Chicago residents and activists have taken to social media following the release of the dash-cam video showing the fatal shooting of 17-year-old Laquan McDonald to call for the resignation of Mayor Rahm Emanuel, who has come under fire recently for his stance on the release of the video.
On Wednesday morning, the hashtag #ResignRahm was trending on Twitter in Chicago. More than a week before the video was released to the public, Emanuel said it would be premature to release it due to the ongoing FBI investigation.
Critics attacked Emanuel, along with Chicago Police Supt. Garry McCarthy and Cook County State's Attorney Anita Alvarez, for the 13 months it took to file charges against Officer Jason Van Dyke, who shot McDonald 16 times, and release the video to the public.
Alvarez defended herself and Emanuel on Tuesday after first-degree murder charges were filed against Van Dyke, saying the mayor's plea to keep the video away from the public eye "was in the best interest of the investigation." Alvarez added that the reason it took 13 months to charge Van Dyke is because investigations into police shootings and misconduct are "massive and labor intensive."
Minutes before the video was released, Emanuel said he hadn't seen it yet and was waiting until the rest of the city could see it, too. He added that he hoped the release of the video would help "build bridges of understanding" in the city instead of inciting unrest.
"I believe this is a moment that can build bridges of understanding rather than become a barrier of misunderstanding," Emanuel said. "I understand that people will be upset and want to protest when they see this video. But I would like to echo the comments of the McDonald family.
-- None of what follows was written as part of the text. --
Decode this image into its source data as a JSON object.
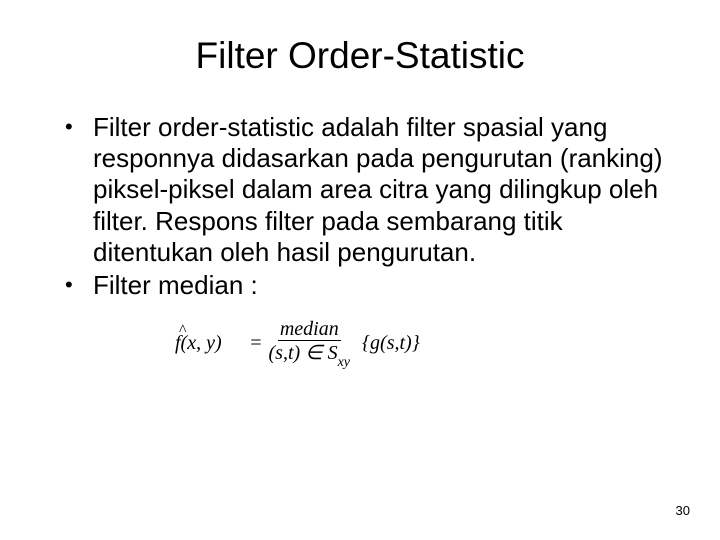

They asked for calm and that those who choose to speak out do it peacefully."
Five people were arrested during a protest that started in the West Loop and moved throughout downtown Chicago, lasting nine hours Tuesday night and early Wednesday morning, but authorities said it remained largely peaceful and respectful.
On Wednesday, the City Council's Black Caucus held a press conference calling for more accountability in city government. Although they did not specifically name Emanuel, they did call for the firing of McCarthy for the second time in recent weeks. The first time the group of aldermen called for McCarthy's firing, in October, Emanuel said he stood behind McCarthy, who indicated he had no plans to step down.
"We as a city have to demand better of our elected officials who are charged with protecting us all equally," Ald. Howard Brookins said at the press conference. "It is no excuse for this type of behavior."
Emanuel placed the burden of change on the entire city of Chicago instead of singling out the police department Tuesday, saying "as a city, we must also do certain things."
"We also have to get to a place, as a city, where officers who patrol communities in our city see a young man not as a potential problem and a risk, but they also see the young man as an individual who is worthy of their protection," Emanuel said.